What to produce -> Every record must come back exactly as given.
■ ■ ■ ■ ■
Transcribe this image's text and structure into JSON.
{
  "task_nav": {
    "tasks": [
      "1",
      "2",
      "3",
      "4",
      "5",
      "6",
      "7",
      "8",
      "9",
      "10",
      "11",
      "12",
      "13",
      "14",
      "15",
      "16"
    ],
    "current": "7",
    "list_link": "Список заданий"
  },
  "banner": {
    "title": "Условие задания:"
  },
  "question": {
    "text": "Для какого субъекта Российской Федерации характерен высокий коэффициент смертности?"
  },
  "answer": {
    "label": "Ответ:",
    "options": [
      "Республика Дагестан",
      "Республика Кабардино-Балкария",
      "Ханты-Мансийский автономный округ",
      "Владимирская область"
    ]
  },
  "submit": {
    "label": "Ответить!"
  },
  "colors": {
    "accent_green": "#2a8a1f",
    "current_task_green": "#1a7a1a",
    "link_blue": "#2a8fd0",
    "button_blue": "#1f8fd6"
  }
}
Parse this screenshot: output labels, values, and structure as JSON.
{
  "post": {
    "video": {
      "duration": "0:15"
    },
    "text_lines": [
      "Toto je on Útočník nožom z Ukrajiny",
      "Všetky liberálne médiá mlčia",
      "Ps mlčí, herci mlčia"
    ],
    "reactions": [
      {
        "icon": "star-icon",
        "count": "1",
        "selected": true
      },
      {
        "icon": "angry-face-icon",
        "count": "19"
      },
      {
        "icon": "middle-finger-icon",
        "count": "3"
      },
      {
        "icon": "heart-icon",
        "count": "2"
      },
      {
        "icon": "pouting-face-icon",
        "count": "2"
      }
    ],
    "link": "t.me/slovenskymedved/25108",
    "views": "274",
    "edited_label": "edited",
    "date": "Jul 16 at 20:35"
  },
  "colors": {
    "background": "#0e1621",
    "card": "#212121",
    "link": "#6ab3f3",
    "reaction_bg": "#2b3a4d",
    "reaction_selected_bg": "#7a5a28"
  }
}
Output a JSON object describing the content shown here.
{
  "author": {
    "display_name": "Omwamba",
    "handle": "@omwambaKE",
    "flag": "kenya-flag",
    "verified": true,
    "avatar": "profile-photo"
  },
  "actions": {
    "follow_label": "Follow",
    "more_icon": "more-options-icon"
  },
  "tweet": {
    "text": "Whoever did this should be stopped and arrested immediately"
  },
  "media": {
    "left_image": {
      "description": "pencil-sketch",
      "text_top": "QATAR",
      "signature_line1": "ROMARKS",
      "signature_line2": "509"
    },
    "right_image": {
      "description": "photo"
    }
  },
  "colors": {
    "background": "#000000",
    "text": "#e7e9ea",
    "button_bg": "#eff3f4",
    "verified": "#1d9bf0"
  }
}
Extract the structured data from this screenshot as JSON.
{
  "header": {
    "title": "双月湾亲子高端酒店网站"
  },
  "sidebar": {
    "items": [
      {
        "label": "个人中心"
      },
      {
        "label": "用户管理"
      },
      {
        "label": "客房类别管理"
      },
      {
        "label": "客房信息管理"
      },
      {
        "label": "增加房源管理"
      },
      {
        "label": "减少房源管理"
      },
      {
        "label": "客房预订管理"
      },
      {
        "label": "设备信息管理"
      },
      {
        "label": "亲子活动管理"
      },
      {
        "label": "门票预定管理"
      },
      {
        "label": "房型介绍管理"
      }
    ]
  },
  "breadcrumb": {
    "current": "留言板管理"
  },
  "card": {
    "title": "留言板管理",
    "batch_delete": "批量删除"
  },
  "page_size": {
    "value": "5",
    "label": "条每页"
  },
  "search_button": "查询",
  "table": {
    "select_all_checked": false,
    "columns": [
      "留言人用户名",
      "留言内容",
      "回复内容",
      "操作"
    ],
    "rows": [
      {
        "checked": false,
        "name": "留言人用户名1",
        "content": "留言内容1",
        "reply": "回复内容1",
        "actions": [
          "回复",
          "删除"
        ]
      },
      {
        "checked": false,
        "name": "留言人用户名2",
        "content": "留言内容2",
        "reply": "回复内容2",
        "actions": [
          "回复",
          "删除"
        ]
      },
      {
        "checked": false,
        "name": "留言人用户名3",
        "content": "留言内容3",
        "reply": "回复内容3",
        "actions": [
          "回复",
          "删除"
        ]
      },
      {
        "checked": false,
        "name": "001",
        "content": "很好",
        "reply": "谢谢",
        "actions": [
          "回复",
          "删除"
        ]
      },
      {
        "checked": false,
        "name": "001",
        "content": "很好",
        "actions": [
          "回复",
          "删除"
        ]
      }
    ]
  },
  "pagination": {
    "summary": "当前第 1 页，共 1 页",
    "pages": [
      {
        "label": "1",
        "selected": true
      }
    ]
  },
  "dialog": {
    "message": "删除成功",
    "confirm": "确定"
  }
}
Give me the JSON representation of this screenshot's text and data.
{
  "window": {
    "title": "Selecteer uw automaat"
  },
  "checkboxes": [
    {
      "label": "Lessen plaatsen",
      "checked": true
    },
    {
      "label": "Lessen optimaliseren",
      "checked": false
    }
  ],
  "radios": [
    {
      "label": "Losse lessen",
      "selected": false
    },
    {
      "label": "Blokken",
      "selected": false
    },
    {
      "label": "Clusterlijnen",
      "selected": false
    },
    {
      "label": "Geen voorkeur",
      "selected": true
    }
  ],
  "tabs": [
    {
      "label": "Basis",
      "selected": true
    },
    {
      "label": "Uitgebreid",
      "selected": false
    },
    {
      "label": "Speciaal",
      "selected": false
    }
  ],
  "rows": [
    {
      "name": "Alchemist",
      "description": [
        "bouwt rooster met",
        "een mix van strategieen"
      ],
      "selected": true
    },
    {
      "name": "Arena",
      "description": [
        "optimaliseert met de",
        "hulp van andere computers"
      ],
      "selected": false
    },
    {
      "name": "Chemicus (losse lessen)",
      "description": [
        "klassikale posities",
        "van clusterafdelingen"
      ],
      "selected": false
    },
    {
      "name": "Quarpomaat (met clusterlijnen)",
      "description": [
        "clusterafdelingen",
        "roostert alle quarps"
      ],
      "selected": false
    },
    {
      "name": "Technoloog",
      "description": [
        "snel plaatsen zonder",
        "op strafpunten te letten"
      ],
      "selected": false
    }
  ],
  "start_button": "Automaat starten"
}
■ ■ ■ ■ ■
Solution to this task ->
Transcribe this image's text and structure into JSON.
{
  "task_nav": {
    "tasks": [
      "1",
      "2",
      "3",
      "4",
      "5",
      "6",
      "7",
      "8",
      "9",
      "10",
      "11",
      "12",
      "13",
      "14",
      "15",
      "16"
    ],
    "current": "7",
    "list_link": "Список заданий"
  },
  "banner": {
    "title": "Условие задания:"
  },
  "question": {
    "text": "Для какого субъекта Российской Федерации характерен высокий коэффициент смертности?"
  },
  "answer": {
    "label": "Ответ:",
    "options": [
      "Республика Дагестан",
      "Республика Кабардино-Балкария",
      "Ханты-Мансийский автономный округ",
      "Владимирская область"
    ]
  },
  "submit": {
    "label": "Ответить!"
  },
  "colors": {
    "accent_green": "#2a8a1f",
    "current_task_green": "#1a7a1a",
    "link_blue": "#2a8fd0",
    "button_blue": "#1f8fd6"
  }
}
Parse this screenshot: output labels, values, and structure as JSON.
{
  "post": {
    "video": {
      "duration": "0:15"
    },
    "text_lines": [
      "Toto je on Útočník nožom z Ukrajiny",
      "Všetky liberálne médiá mlčia",
      "Ps mlčí, herci mlčia"
    ],
    "reactions": [
      {
        "icon": "star-icon",
        "count": "1",
        "selected": true
      },
      {
        "icon": "angry-face-icon",
        "count": "19"
      },
      {
        "icon": "middle-finger-icon",
        "count": "3"
      },
      {
        "icon": "heart-icon",
        "count": "2"
      },
      {
        "icon": "pouting-face-icon",
        "count": "2"
      }
    ],
    "link": "t.me/slovenskymedved/25108",
    "views": "274",
    "edited_label": "edited",
    "date": "Jul 16 at 20:35"
  },
  "colors": {
    "background": "#0e1621",
    "card": "#212121",
    "link": "#6ab3f3",
    "reaction_bg": "#2b3a4d",
    "reaction_selected_bg": "#7a5a28"
  }
}
Output a JSON object describing the content shown here.
{
  "author": {
    "display_name": "Omwamba",
    "handle": "@omwambaKE",
    "flag": "kenya-flag",
    "verified": true,
    "avatar": "profile-photo"
  },
  "actions": {
    "follow_label": "Follow",
    "more_icon": "more-options-icon"
  },
  "tweet": {
    "text": "Whoever did this should be stopped and arrested immediately"
  },
  "media": {
    "left_image": {
      "description": "pencil-sketch",
      "text_top": "QATAR",
      "signature_line1": "ROMARKS",
      "signature_line2": "509"
    },
    "right_image": {
      "description": "photo"
    }
  },
  "colors": {
    "background": "#000000",
    "text": "#e7e9ea",
    "button_bg": "#eff3f4",
    "verified": "#1d9bf0"
  }
}
Extract the structured data from this screenshot as JSON.
{
  "header": {
    "title": "双月湾亲子高端酒店网站"
  },
  "sidebar": {
    "items": [
      {
        "label": "个人中心"
      },
      {
        "label": "用户管理"
      },
      {
        "label": "客房类别管理"
      },
      {
        "label": "客房信息管理"
      },
      {
        "label": "增加房源管理"
      },
      {
        "label": "减少房源管理"
      },
      {
        "label": "客房预订管理"
      },
      {
        "label": "设备信息管理"
      },
      {
        "label": "亲子活动管理"
      },
      {
        "label": "门票预定管理"
      },
      {
        "label": "房型介绍管理"
      }
    ]
  },
  "breadcrumb": {
    "current": "留言板管理"
  },
  "card": {
    "title": "留言板管理",
    "batch_delete": "批量删除"
  },
  "page_size": {
    "value": "5",
    "label": "条每页"
  },
  "search_button": "查询",
  "table": {
    "select_all_checked": false,
    "columns": [
      "留言人用户名",
      "留言内容",
      "回复内容",
      "操作"
    ],
    "rows": [
      {
        "checked": false,
        "name": "留言人用户名1",
        "content": "留言内容1",
        "reply": "回复内容1",
        "actions": [
          "回复",
          "删除"
        ]
      },
      {
        "checked": false,
        "name": "留言人用户名2",
        "content": "留言内容2",
        "reply": "回复内容2",
        "actions": [
          "回复",
          "删除"
        ]
      },
      {
        "checked": false,
        "name": "留言人用户名3",
        "content": "留言内容3",
        "reply": "回复内容3",
        "actions": [
          "回复",
          "删除"
        ]
      },
      {
        "checked": false,
        "name": "001",
        "content": "很好",
        "reply": "谢谢",
        "actions": [
          "回复",
          "删除"
        ]
      },
      {
        "checked": false,
        "name": "001",
        "content": "很好",
        "actions": [
          "回复",
          "删除"
        ]
      }
    ]
  },
  "pagination": {
    "summary": "当前第 1 页，共 1 页",
    "pages": [
      {
        "label": "1",
        "selected": true
      }
    ]
  },
  "dialog": {
    "message": "删除成功",
    "confirm": "确定"
  }
}
Give me the JSON representation of this screenshot's text and data.
{
  "window": {
    "title": "Selecteer uw automaat"
  },
  "checkboxes": [
    {
      "label": "Lessen plaatsen",
      "checked": true
    },
    {
      "label": "Lessen optimaliseren",
      "checked": false
    }
  ],
  "radios": [
    {
      "label": "Losse lessen",
      "selected": false
    },
    {
      "label": "Blokken",
      "selected": false
    },
    {
      "label": "Clusterlijnen",
      "selected": false
    },
    {
      "label": "Geen voorkeur",
      "selected": true
    }
  ],
  "tabs": [
    {
      "label": "Basis",
      "selected": true
    },
    {
      "label": "Uitgebreid",
      "selected": false
    },
    {
      "label": "Speciaal",
      "selected": false
    }
  ],
  "rows": [
    {
      "name": "Alchemist",
      "description": [
        "bouwt rooster met",
        "een mix van strategieen"
      ],
      "selected": true
    },
    {
      "name": "Arena",
      "description": [
        "optimaliseert met de",
        "hulp van andere computers"
      ],
      "selected": false
    },
    {
      "name": "Chemicus (losse lessen)",
      "description": [
        "klassikale posities",
        "van clusterafdelingen"
      ],
      "selected": false
    },
    {
      "name": "Quarpomaat (met clusterlijnen)",
      "description": [
        "clusterafdelingen",
        "roostert alle quarps"
      ],
      "selected": false
    },
    {
      "name": "Technoloog",
      "description": [
        "snel plaatsen zonder",
        "op strafpunten te letten"
      ],
      "selected": false
    }
  ],
  "start_button": "Automaat starten"
}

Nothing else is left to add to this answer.